Ten years pass, and he’s now a middle-schooler living a normal life. He doesn’t even remember Tokyo. He talks about sports with friends and will get upset at his father over insignificant details.
Then his life is turned upside down. One day at school, a robotic-looking being --- referred to as the Red Man --- appears at the window. The Red Man goes into Ganta’s classroom and slaughters everyone in sight. Ganta is blasted through the chest yet somehow survives the massacre.
When he comes to in a hospital, the police are ready for him. Ganta is arrested for the murder of his classmates. Sentenced to death, he’s placed in a Tokyo prison known as Deadman Wonderland. Here, a collar is placed on him that feeds him poison. Unless he constantly finds the antidote, he’ll be dead in three days, thus carrying out his execution.
Not only does Ganta have to struggle to stay alive, but he also has to prove his innocence. However, his odds of being released look bleak.
Deadman Wonderland opens with a few colored pages before morphing into the black-and-white prints that will last the rest of this volume. From the beginning, it’s creepy and disturbing on purpose. Genre-wise, it mixes horror and science fiction. By the end of the first volume, it’s not known exactly what the Red Man is, but this being does return to plague Ganta.
This series earns the rating Older Teen for its scattered scenes of blood, gore and violence. While never getting over-the-top, certain panels might bother more sensitive readers. Nevertheless, the book tries to be scarier through psychological means. Somehow showing the remains of the classroom isn’t as creepy as when Ganta is accused of murder and sentenced for a crime he didn’t commit. Who wouldn’t be scared of that happening?
Because Deadman Wonderland uses both visual and psychological horror, and because it conjures up a future full of mysteries, it shouldn’t have a problem attracting readers. Though some of its elements are similar to other manga (the apocalyptic future is a common theme), it doesn’t feel trite. It succeeds in feeling creepy, dark and cryptic. This is one of those manga series that sets itself up in the first volume, letting details and background get told later on. A reader can’t tell yet what exactly will happen here, but Deadman Wonderland has a strong opening.

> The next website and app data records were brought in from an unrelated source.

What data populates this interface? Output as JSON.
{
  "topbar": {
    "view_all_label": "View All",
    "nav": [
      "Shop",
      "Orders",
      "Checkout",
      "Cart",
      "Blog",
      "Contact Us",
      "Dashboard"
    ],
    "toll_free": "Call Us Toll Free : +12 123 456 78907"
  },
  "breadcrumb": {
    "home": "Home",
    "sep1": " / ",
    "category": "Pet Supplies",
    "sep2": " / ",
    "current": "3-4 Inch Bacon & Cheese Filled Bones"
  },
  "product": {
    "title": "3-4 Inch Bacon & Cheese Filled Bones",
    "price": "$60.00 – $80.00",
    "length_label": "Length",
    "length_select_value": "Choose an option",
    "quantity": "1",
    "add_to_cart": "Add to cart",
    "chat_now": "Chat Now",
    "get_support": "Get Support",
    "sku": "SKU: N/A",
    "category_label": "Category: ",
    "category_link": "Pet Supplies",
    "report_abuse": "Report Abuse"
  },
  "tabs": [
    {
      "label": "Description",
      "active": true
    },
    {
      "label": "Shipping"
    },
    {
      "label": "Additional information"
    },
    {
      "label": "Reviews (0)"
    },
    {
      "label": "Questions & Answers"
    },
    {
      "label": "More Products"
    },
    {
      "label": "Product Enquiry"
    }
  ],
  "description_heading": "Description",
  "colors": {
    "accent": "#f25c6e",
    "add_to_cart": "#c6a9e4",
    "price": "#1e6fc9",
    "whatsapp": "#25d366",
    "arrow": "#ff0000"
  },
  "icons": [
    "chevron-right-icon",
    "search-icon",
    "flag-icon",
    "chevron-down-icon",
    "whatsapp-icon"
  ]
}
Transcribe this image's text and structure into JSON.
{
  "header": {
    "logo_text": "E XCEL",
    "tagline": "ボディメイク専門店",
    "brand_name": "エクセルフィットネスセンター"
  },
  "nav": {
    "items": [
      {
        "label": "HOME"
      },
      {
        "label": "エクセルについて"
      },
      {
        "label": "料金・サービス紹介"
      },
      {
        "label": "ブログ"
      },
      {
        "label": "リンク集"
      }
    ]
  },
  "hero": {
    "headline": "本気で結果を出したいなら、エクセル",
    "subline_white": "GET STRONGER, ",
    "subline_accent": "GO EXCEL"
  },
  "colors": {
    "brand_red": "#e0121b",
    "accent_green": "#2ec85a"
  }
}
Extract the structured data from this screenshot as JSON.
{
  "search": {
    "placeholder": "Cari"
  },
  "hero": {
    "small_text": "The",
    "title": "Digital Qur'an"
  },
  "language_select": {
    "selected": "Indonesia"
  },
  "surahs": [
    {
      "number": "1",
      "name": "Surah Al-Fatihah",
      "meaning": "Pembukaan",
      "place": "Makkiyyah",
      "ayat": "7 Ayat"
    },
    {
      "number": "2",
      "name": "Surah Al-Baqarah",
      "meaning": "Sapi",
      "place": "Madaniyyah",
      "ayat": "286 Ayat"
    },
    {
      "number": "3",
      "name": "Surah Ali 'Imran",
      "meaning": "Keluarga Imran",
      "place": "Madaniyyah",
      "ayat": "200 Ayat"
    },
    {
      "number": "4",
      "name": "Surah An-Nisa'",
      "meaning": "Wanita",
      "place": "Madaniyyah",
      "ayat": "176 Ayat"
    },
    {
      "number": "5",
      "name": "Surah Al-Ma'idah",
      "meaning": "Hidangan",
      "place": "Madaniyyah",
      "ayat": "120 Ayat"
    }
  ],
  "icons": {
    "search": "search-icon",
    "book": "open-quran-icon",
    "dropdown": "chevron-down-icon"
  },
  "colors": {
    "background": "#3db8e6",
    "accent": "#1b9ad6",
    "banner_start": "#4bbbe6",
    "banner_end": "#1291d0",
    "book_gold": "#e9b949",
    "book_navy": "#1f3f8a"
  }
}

Reviewed by Danica Davidson on October 18, 2011
Deadman Wonderland, Volume 1